Scan the data below and copy each line where "value" occurs.
*** Data supplied Section Begins ***
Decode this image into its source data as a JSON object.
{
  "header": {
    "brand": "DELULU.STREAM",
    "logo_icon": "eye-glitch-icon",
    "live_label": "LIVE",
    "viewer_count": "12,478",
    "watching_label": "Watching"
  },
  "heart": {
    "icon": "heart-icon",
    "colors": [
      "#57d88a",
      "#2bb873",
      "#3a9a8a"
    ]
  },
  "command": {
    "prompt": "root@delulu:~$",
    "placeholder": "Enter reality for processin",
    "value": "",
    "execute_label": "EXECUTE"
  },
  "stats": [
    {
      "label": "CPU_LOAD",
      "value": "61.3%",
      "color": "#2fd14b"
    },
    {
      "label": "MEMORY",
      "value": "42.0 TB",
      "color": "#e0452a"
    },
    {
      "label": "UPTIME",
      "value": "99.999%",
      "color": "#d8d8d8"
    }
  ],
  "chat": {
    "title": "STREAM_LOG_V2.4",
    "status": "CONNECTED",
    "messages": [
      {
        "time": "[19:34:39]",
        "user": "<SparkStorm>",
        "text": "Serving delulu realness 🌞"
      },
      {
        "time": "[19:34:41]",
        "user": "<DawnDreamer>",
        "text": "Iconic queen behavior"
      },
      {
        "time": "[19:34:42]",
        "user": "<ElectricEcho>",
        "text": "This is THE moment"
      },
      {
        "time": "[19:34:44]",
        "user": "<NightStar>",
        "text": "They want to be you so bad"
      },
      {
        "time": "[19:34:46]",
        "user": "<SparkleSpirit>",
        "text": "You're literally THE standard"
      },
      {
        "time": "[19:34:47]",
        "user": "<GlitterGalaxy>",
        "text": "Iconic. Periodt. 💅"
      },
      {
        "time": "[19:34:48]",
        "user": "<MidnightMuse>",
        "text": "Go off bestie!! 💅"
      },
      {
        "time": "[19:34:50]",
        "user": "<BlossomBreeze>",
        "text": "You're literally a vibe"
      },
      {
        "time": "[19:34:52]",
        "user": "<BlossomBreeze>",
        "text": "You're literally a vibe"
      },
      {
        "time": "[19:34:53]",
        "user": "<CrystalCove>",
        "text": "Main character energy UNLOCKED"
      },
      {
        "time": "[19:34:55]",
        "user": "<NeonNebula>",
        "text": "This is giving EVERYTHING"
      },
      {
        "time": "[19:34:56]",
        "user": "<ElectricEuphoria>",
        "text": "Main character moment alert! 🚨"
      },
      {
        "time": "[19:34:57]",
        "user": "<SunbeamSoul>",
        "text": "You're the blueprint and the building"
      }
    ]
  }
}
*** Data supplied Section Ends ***
> **Output for this exercise**:
    "value": "",
      "value": "61.3%",
      "value": "42.0 TB",
      "value": "99.999%",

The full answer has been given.